Materials provided:
§ §
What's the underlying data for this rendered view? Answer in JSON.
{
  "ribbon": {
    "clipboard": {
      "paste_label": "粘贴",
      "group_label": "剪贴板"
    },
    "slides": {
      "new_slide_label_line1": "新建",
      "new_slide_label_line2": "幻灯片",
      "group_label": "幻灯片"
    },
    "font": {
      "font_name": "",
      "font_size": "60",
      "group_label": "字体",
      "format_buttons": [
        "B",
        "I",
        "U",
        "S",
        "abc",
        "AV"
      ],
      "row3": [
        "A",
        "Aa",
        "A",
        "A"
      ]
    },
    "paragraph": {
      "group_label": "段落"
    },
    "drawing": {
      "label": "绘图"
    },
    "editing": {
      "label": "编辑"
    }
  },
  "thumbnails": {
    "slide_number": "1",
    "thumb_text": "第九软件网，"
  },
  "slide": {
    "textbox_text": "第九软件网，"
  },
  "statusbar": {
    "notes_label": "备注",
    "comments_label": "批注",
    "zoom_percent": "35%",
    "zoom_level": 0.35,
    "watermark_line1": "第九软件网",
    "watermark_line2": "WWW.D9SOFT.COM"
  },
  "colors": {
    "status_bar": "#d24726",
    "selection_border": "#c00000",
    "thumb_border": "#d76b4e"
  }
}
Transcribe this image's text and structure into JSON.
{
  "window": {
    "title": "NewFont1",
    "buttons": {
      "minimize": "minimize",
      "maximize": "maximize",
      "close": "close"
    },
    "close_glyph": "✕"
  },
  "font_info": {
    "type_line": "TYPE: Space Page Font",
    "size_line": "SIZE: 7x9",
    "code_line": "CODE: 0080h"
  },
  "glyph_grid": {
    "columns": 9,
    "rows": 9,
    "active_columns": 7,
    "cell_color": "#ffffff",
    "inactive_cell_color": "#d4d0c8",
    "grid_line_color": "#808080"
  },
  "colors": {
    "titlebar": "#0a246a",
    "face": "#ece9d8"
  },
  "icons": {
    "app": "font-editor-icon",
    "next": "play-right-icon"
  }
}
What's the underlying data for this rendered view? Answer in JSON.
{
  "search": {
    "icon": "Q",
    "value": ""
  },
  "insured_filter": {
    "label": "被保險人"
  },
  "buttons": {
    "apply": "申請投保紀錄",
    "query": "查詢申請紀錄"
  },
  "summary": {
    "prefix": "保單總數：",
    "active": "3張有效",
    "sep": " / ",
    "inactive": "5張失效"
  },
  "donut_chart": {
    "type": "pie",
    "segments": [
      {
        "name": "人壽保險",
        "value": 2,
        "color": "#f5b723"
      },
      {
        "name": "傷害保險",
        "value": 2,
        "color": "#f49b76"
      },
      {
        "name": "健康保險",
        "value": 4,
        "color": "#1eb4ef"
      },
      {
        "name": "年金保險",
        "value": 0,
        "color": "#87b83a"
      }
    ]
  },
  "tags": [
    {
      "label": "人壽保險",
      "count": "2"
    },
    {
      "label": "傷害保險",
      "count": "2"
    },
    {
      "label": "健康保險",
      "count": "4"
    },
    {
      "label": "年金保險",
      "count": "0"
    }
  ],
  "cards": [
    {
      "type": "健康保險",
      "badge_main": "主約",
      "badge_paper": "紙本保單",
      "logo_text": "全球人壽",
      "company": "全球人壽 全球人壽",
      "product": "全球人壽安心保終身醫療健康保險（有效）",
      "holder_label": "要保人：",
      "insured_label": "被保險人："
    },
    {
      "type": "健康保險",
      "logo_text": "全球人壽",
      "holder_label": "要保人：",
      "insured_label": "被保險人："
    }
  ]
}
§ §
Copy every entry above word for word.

Exercise response:
What's the underlying data for this rendered view? Answer in JSON.
{
  "ribbon": {
    "clipboard": {
      "paste_label": "粘贴",
      "group_label": "剪贴板"
    },
    "slides": {
      "new_slide_label_line1": "新建",
      "new_slide_label_line2": "幻灯片",
      "group_label": "幻灯片"
    },
    "font": {
      "font_name": "",
      "font_size": "60",
      "group_label": "字体",
      "format_buttons": [
        "B",
        "I",
        "U",
        "S",
        "abc",
        "AV"
      ],
      "row3": [
        "A",
        "Aa",
        "A",
        "A"
      ]
    },
    "paragraph": {
      "group_label": "段落"
    },
    "drawing": {
      "label": "绘图"
    },
    "editing": {
      "label": "编辑"
    }
  },
  "thumbnails": {
    "slide_number": "1",
    "thumb_text": "第九软件网，"
  },
  "slide": {
    "textbox_text": "第九软件网，"
  },
  "statusbar": {
    "notes_label": "备注",
    "comments_label": "批注",
    "zoom_percent": "35%",
    "zoom_level": 0.35,
    "watermark_line1": "第九软件网",
    "watermark_line2": "WWW.D9SOFT.COM"
  },
  "colors": {
    "status_bar": "#d24726",
    "selection_border": "#c00000",
    "thumb_border": "#d76b4e"
  }
}
Transcribe this image's text and structure into JSON.
{
  "window": {
    "title": "NewFont1",
    "buttons": {
      "minimize": "minimize",
      "maximize": "maximize",
      "close": "close"
    },
    "close_glyph": "✕"
  },
  "font_info": {
    "type_line": "TYPE: Space Page Font",
    "size_line": "SIZE: 7x9",
    "code_line": "CODE: 0080h"
  },
  "glyph_grid": {
    "columns": 9,
    "rows": 9,
    "active_columns": 7,
    "cell_color": "#ffffff",
    "inactive_cell_color": "#d4d0c8",
    "grid_line_color": "#808080"
  },
  "colors": {
    "titlebar": "#0a246a",
    "face": "#ece9d8"
  },
  "icons": {
    "app": "font-editor-icon",
    "next": "play-right-icon"
  }
}
What's the underlying data for this rendered view? Answer in JSON.
{
  "search": {
    "icon": "Q",
    "value": ""
  },
  "insured_filter": {
    "label": "被保險人"
  },
  "buttons": {
    "apply": "申請投保紀錄",
    "query": "查詢申請紀錄"
  },
  "summary": {
    "prefix": "保單總數：",
    "active": "3張有效",
    "sep": " / ",
    "inactive": "5張失效"
  },
  "donut_chart": {
    "type": "pie",
    "segments": [
      {
        "name": "人壽保險",
        "value": 2,
        "color": "#f5b723"
      },
      {
        "name": "傷害保險",
        "value": 2,
        "color": "#f49b76"
      },
      {
        "name": "健康保險",
        "value": 4,
        "color": "#1eb4ef"
      },
      {
        "name": "年金保險",
        "value": 0,
        "color": "#87b83a"
      }
    ]
  },
  "tags": [
    {
      "label": "人壽保險",
      "count": "2"
    },
    {
      "label": "傷害保險",
      "count": "2"
    },
    {
      "label": "健康保險",
      "count": "4"
    },
    {
      "label": "年金保險",
      "count": "0"
    }
  ],
  "cards": [
    {
      "type": "健康保險",
      "badge_main": "主約",
      "badge_paper": "紙本保單",
      "logo_text": "全球人壽",
      "company": "全球人壽 全球人壽",
      "product": "全球人壽安心保終身醫療健康保險（有效）",
      "holder_label": "要保人：",
      "insured_label": "被保險人："
    },
    {
      "type": "健康保險",
      "logo_text": "全球人壽",
      "holder_label": "要保人：",
      "insured_label": "被保險人："
    }
  ]
}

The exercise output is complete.